Line by line, reproduce the records exactly.

= Beginning of Section =

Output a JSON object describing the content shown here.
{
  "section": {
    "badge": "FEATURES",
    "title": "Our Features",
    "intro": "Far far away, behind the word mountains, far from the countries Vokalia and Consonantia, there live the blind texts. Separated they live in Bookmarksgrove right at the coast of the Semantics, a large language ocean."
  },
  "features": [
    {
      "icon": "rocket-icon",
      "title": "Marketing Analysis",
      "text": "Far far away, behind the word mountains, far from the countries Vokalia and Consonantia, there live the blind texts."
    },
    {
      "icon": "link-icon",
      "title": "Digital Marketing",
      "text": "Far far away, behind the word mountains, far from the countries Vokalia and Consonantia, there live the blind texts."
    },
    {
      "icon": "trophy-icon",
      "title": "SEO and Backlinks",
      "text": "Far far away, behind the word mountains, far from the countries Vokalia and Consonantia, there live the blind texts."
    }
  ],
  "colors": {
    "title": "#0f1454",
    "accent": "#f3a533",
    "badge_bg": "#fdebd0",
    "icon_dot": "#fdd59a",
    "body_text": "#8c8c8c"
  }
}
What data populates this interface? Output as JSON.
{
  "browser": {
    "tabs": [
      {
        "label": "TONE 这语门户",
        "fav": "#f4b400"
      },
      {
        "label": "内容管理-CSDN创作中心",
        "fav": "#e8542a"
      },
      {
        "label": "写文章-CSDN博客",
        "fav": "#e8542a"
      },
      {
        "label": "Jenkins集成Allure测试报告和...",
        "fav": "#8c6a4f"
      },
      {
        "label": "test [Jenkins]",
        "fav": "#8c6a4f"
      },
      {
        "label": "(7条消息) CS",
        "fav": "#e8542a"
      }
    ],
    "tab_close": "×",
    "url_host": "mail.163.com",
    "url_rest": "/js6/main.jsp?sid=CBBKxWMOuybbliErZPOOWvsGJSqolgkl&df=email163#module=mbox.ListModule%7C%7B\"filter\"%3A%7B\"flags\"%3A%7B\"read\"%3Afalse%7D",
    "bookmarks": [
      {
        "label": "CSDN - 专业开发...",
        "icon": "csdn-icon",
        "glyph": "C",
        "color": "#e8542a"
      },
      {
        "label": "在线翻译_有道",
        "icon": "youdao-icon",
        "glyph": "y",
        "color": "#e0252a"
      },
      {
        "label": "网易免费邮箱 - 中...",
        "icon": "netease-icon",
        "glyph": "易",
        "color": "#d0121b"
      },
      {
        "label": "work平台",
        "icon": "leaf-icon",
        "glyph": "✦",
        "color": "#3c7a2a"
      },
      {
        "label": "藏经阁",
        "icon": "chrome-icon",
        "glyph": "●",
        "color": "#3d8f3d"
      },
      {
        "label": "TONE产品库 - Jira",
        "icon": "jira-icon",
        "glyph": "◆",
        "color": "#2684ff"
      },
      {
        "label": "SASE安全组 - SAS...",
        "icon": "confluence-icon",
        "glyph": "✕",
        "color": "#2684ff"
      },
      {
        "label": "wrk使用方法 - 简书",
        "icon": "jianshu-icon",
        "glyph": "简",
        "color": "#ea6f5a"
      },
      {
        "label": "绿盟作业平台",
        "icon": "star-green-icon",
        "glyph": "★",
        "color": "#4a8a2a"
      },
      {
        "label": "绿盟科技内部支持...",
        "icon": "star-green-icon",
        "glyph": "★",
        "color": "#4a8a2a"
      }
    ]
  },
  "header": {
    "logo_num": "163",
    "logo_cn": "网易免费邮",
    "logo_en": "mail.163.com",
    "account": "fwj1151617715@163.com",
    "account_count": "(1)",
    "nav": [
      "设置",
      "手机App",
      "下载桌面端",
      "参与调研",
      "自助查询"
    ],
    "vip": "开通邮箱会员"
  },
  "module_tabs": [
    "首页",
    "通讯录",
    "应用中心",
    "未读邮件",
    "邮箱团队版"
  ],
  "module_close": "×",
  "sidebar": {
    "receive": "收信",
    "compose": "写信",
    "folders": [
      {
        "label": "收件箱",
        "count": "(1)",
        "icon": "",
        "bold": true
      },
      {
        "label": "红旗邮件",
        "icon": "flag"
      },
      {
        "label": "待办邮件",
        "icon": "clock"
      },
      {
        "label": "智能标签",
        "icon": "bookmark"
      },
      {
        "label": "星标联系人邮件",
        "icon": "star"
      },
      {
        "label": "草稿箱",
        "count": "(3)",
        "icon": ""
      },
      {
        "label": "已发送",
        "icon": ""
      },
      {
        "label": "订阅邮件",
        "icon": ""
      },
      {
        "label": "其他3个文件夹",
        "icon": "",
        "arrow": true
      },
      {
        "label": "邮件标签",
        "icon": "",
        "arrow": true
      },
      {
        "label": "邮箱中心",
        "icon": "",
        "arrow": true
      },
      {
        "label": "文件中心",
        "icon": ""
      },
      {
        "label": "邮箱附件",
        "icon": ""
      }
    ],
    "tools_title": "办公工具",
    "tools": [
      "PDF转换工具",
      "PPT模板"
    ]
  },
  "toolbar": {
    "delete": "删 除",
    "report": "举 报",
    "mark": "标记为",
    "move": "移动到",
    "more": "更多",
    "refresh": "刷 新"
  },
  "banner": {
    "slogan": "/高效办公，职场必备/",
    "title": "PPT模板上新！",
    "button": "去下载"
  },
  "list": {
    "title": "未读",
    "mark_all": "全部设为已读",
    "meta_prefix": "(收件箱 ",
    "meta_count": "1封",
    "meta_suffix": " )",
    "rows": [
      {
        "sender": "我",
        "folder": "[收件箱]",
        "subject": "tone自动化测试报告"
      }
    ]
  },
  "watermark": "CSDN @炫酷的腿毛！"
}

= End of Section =

= Answer area =
Output a JSON object describing the content shown here.
{
  "section": {
    "badge": "FEATURES",
    "title": "Our Features",
    "intro": "Far far away, behind the word mountains, far from the countries Vokalia and Consonantia, there live the blind texts. Separated they live in Bookmarksgrove right at the coast of the Semantics, a large language ocean."
  },
  "features": [
    {
      "icon": "rocket-icon",
      "title": "Marketing Analysis",
      "text": "Far far away, behind the word mountains, far from the countries Vokalia and Consonantia, there live the blind texts."
    },
    {
      "icon": "link-icon",
      "title": "Digital Marketing",
      "text": "Far far away, behind the word mountains, far from the countries Vokalia and Consonantia, there live the blind texts."
    },
    {
      "icon": "trophy-icon",
      "title": "SEO and Backlinks",
      "text": "Far far away, behind the word mountains, far from the countries Vokalia and Consonantia, there live the blind texts."
    }
  ],
  "colors": {
    "title": "#0f1454",
    "accent": "#f3a533",
    "badge_bg": "#fdebd0",
    "icon_dot": "#fdd59a",
    "body_text": "#8c8c8c"
  }
}
What data populates this interface? Output as JSON.
{
  "browser": {
    "tabs": [
      {
        "label": "TONE 这语门户",
        "fav": "#f4b400"
      },
      {
        "label": "内容管理-CSDN创作中心",
        "fav": "#e8542a"
      },
      {
        "label": "写文章-CSDN博客",
        "fav": "#e8542a"
      },
      {
        "label": "Jenkins集成Allure测试报告和...",
        "fav": "#8c6a4f"
      },
      {
        "label": "test [Jenkins]",
        "fav": "#8c6a4f"
      },
      {
        "label": "(7条消息) CS",
        "fav": "#e8542a"
      }
    ],
    "tab_close": "×",
    "url_host": "mail.163.com",
    "url_rest": "/js6/main.jsp?sid=CBBKxWMOuybbliErZPOOWvsGJSqolgkl&df=email163#module=mbox.ListModule%7C%7B\"filter\"%3A%7B\"flags\"%3A%7B\"read\"%3Afalse%7D",
    "bookmarks": [
      {
        "label": "CSDN - 专业开发...",
        "icon": "csdn-icon",
        "glyph": "C",
        "color": "#e8542a"
      },
      {
        "label": "在线翻译_有道",
        "icon": "youdao-icon",
        "glyph": "y",
        "color": "#e0252a"
      },
      {
        "label": "网易免费邮箱 - 中...",
        "icon": "netease-icon",
        "glyph": "易",
        "color": "#d0121b"
      },
      {
        "label": "work平台",
        "icon": "leaf-icon",
        "glyph": "✦",
        "color": "#3c7a2a"
      },
      {
        "label": "藏经阁",
        "icon": "chrome-icon",
        "glyph": "●",
        "color": "#3d8f3d"
      },
      {
        "label": "TONE产品库 - Jira",
        "icon": "jira-icon",
        "glyph": "◆",
        "color": "#2684ff"
      },
      {
        "label": "SASE安全组 - SAS...",
        "icon": "confluence-icon",
        "glyph": "✕",
        "color": "#2684ff"
      },
      {
        "label": "wrk使用方法 - 简书",
        "icon": "jianshu-icon",
        "glyph": "简",
        "color": "#ea6f5a"
      },
      {
        "label": "绿盟作业平台",
        "icon": "star-green-icon",
        "glyph": "★",
        "color": "#4a8a2a"
      },
      {
        "label": "绿盟科技内部支持...",
        "icon": "star-green-icon",
        "glyph": "★",
        "color": "#4a8a2a"
      }
    ]
  },
  "header": {
    "logo_num": "163",
    "logo_cn": "网易免费邮",
    "logo_en": "mail.163.com",
    "account": "fwj1151617715@163.com",
    "account_count": "(1)",
    "nav": [
      "设置",
      "手机App",
      "下载桌面端",
      "参与调研",
      "自助查询"
    ],
    "vip": "开通邮箱会员"
  },
  "module_tabs": [
    "首页",
    "通讯录",
    "应用中心",
    "未读邮件",
    "邮箱团队版"
  ],
  "module_close": "×",
  "sidebar": {
    "receive": "收信",
    "compose": "写信",
    "folders": [
      {
        "label": "收件箱",
        "count": "(1)",
        "icon": "",
        "bold": true
      },
      {
        "label": "红旗邮件",
        "icon": "flag"
      },
      {
        "label": "待办邮件",
        "icon": "clock"
      },
      {
        "label": "智能标签",
        "icon": "bookmark"
      },
      {
        "label": "星标联系人邮件",
        "icon": "star"
      },
      {
        "label": "草稿箱",
        "count": "(3)",
        "icon": ""
      },
      {
        "label": "已发送",
        "icon": ""
      },
      {
        "label": "订阅邮件",
        "icon": ""
      },
      {
        "label": "其他3个文件夹",
        "icon": "",
        "arrow": true
      },
      {
        "label": "邮件标签",
        "icon": "",
        "arrow": true
      },
      {
        "label": "邮箱中心",
        "icon": "",
        "arrow": true
      },
      {
        "label": "文件中心",
        "icon": ""
      },
      {
        "label": "邮箱附件",
        "icon": ""
      }
    ],
    "tools_title": "办公工具",
    "tools": [
      "PDF转换工具",
      "PPT模板"
    ]
  },
  "toolbar": {
    "delete": "删 除",
    "report": "举 报",
    "mark": "标记为",
    "move": "移动到",
    "more": "更多",
    "refresh": "刷 新"
  },
  "banner": {
    "slogan": "/高效办公，职场必备/",
    "title": "PPT模板上新！",
    "button": "去下载"
  },
  "list": {
    "title": "未读",
    "mark_all": "全部设为已读",
    "meta_prefix": "(收件箱 ",
    "meta_count": "1封",
    "meta_suffix": " )",
    "rows": [
      {
        "sender": "我",
        "folder": "[收件箱]",
        "subject": "tone自动化测试报告"
      }
    ]
  },
  "watermark": "CSDN @炫酷的腿毛！"
}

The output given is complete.